Mohave County has also created an Access and Functional Needs Emergency Needs Task Force. Byron Steward, Mohave County’s Emergency Management Coordinator says the task force focuses on encouraging members of the AFN community to develop emergency plans, including a network of caregivers to provide assistance during an emergency.
“The task force is working on helping individuals prepare for and react to disasters,” Steward said. “Public outreach and assistance is part of this, as is training for first responders, and identifying shelter facilities for those where a general population shelter wouldn’t work.”
Another concern for the AFN community is shelter accessibility. The American Red Cross takes all citizens into account when looking for places to shelter those that have been evacuated from their homes.
“Safe shelters are our number one priority. We want our clients to feel safe and to be able to get on with their lives,” said Beth Boyd, Regional Disaster Program Officer for the Greater Phoenix Chapter of the American Red Cross. “When we look at shelters, we look at location, ADA compliance, safety, capacity, and day-to-day living. It’s important to keep morale up while the shelter is open.”
Planning for emergencies with a child with access and functional needs is another concern. The planning needs extend past the home. Ray Morris with Dad’s for Special Kids says people need to start with the basics.

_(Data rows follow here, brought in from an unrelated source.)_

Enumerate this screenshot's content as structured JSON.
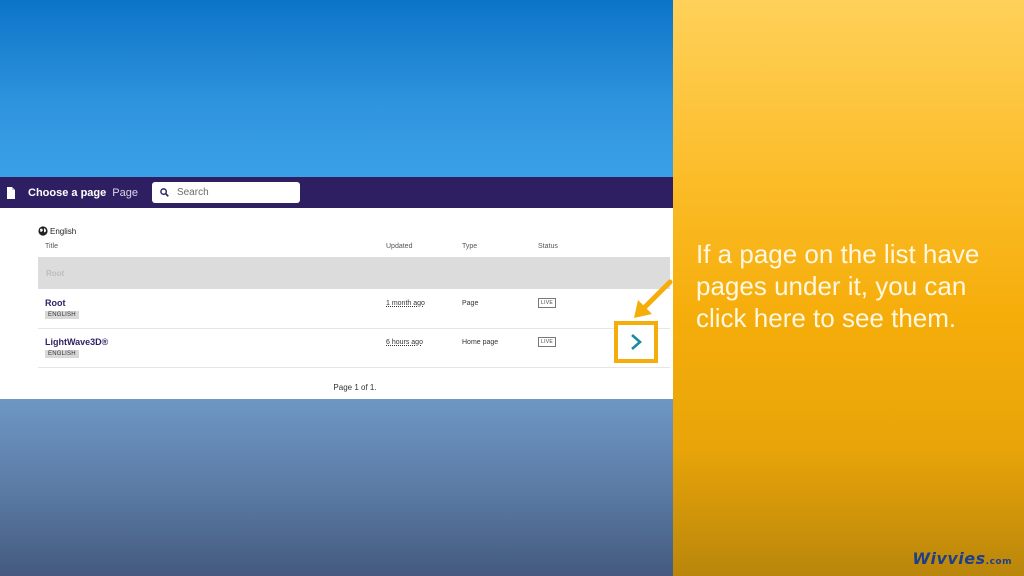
{
  "header": {
    "title": "Choose a page",
    "subtitle": "Page",
    "search_placeholder": "Search"
  },
  "locale": "English",
  "columns": {
    "title": "Title",
    "updated": "Updated",
    "type": "Type",
    "status": "Status"
  },
  "root_band": "Root",
  "rows": [
    {
      "name": "Root",
      "lang": "ENGLISH",
      "updated": "1 month ago",
      "type": "Page",
      "status": "LIVE"
    },
    {
      "name": "LightWave3D®",
      "lang": "ENGLISH",
      "updated": "6 hours ago",
      "type": "Home page",
      "status": "LIVE"
    }
  ],
  "pager": "Page 1 of 1.",
  "caption": "If a page on the list have pages under it, you can click here to see them.",
  "brand": {
    "name": "Wivvies",
    "suffix": ".com"
  },
  "icons": {
    "doc": "document-icon",
    "search": "search-icon",
    "globe": "globe-icon",
    "next": "chevron-right-icon",
    "callout": "arrow-callout-icon"
  },
  "colors": {
    "header": "#2e1f63",
    "accent": "#f5ad0a",
    "chevron": "#1a8ca0"
  }
}
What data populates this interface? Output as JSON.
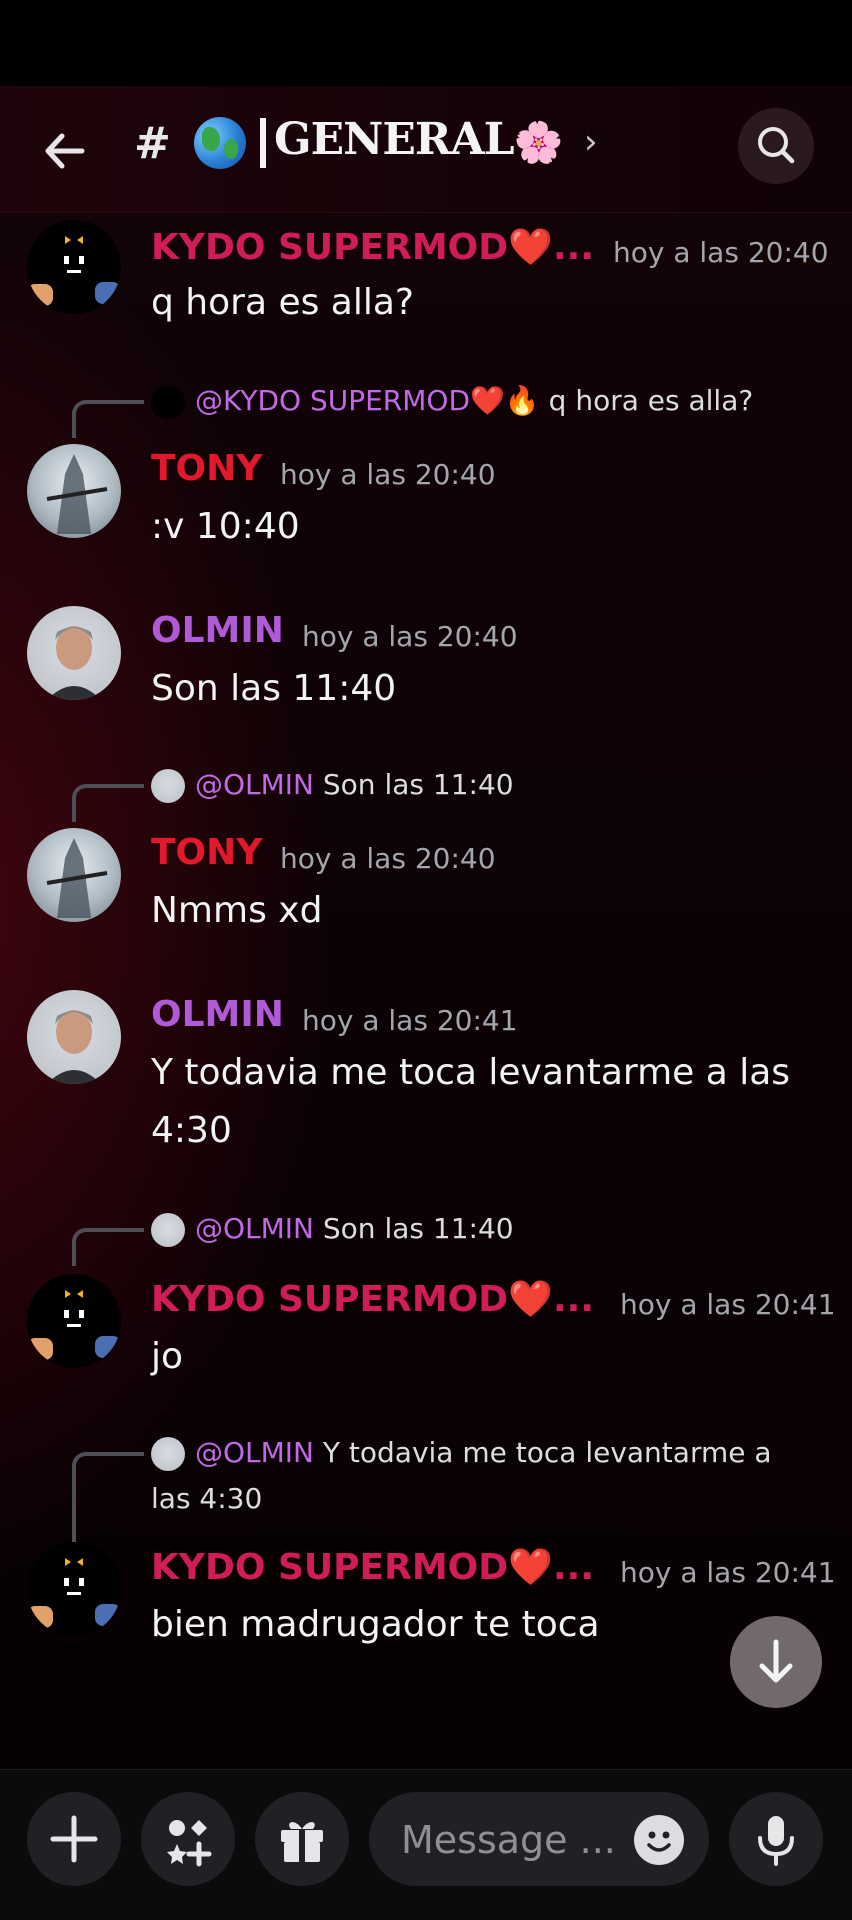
{
  "header": {
    "back_label": "Back",
    "hash": "#",
    "channel_name": "GENERAL",
    "flower": "🌸",
    "chevron": "›",
    "search_label": "Search"
  },
  "messages": [
    {
      "author": "KYDO SUPERMOD❤️...",
      "time": "hoy a las 20:40",
      "text": "q hora es alla?"
    },
    {
      "reply_to": "@KYDO SUPERMOD❤️🔥",
      "reply_text": "q hora es alla?",
      "author": "TONY",
      "time": "hoy a las 20:40",
      "text": ":v 10:40"
    },
    {
      "author": "OLMIN",
      "time": "hoy a las 20:40",
      "text": "Son las 11:40"
    },
    {
      "reply_to": "@OLMIN",
      "reply_text": "Son las 11:40",
      "author": "TONY",
      "time": "hoy a las 20:40",
      "text": "Nmms xd"
    },
    {
      "author": "OLMIN",
      "time": "hoy a las 20:41",
      "text_line1": "Y todavia me toca levantarme a las",
      "text_line2": "4:30"
    },
    {
      "reply_to": "@OLMIN",
      "reply_text": "Son las 11:40",
      "author": "KYDO SUPERMOD❤️...",
      "time": "hoy a las 20:41",
      "text": "jo"
    },
    {
      "reply_to": "@OLMIN",
      "reply_text_line1": "Y todavia me toca levantarme a",
      "reply_text_line2": "las 4:30",
      "author": "KYDO SUPERMOD❤️...",
      "time": "hoy a las 20:41",
      "text": "bien madrugador te toca"
    }
  ],
  "composer": {
    "placeholder": "Message ...",
    "icons": [
      "plus-icon",
      "apps-icon",
      "gift-icon",
      "emoji-icon",
      "microphone-icon"
    ]
  },
  "colors": {
    "kydo": "#d11c5c",
    "tony": "#e3182d",
    "olmin": "#b05ad8",
    "mention": "#c169e6"
  }
}
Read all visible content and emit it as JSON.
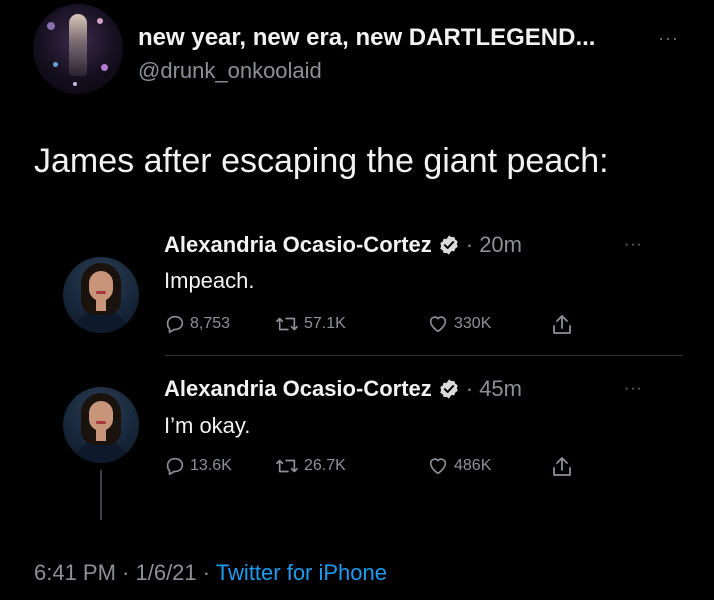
{
  "header": {
    "display_name": "new year, new era, new DARTLEGEND...",
    "handle": "@drunk_onkoolaid",
    "more": "···"
  },
  "tweet": {
    "text": "James after escaping the giant peach:"
  },
  "replies": [
    {
      "name": "Alexandria Ocasio-Cortez",
      "time": "· 20m",
      "text": "Impeach.",
      "more": "···",
      "replies_count": "8,753",
      "retweets_count": "57.1K",
      "likes_count": "330K"
    },
    {
      "name": "Alexandria Ocasio-Cortez",
      "time": "· 45m",
      "text": "I’m okay.",
      "more": "···",
      "replies_count": "13.6K",
      "retweets_count": "26.7K",
      "likes_count": "486K"
    }
  ],
  "footer": {
    "time_date": "6:41 PM · 1/6/21 · ",
    "source": "Twitter for iPhone"
  },
  "colors": {
    "background": "#000000",
    "text": "#e7e9ea",
    "muted": "#8b9197",
    "accent": "#1d9bf0",
    "divider": "#2f3336"
  },
  "icons": [
    "reply-icon",
    "retweet-icon",
    "like-icon",
    "share-icon",
    "verified-badge-icon",
    "more-icon"
  ]
}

“Your plan needs to be built around the person’s individual needs,” Morris said. “Be informed, make a plan, identify a social and support network for your child, get the go-kit ready, and put your plan into action.”
Morris says practicing the plan is the key to success. "Our family builds our foundation of preparedness based on fire drills. Everyone needs to do them at home,” he said. “Plans can change once you practice your drill. You learn what will and won't work and adjust accordingly to make it work."
The need for emergency planning and preparedness extends to schools as well. Rob Rowley, Coconino County Emergency Manager says when working on emergency planning, “schools need to be involved from the beginning. They need to be included in planning, exercising, and training.”
Coconino County received a grant in April from the Arizona Department of Education to do just that. The School Emergency Training and Technical Assistance Program (SE TTAP) provides training and technical assistance in emergency operations planning and response to public and private school districts within Coconino County. The goal is to establish relationships with county school districts and incorporate their emergency response plans into county emergency management response planning.
Sonya Pedersen and Alan Anderson are the SE TTAP Emergency Planners for Coconino County.
“We reach out to school districts county-wide to establish a working relationship between the district and Coconino County Emergency Management and arrange to meet with the district to review their emergency response plans,” Pedersen said. “Following the initial meeting, we provide the district with a report outlining possible gaps and provide suggestions for remediation.”
“Schools can be better prepared for potential emergencies by developing relationships with partners in emergency response and holding regular safety and security meetings; streamlining emergency response plans and utilizing the Arizona Department of Education emergency response plan templates and guidelines; and taking advantage of county Emergency Management provided training and technical assistance,” Pedersen added.
Back at the Summit, Ehnert thanked the Disaster Ready Champions as the day wound down. “Arizona will continue to make strides in AFN emergency planning, thanks to the early adopters who have created cultures where they are actively involved in the disaster preparedness process,” she said. “They take their preparedness efforts and educate others and collaborate with other champions to keep the momentum moving forward.”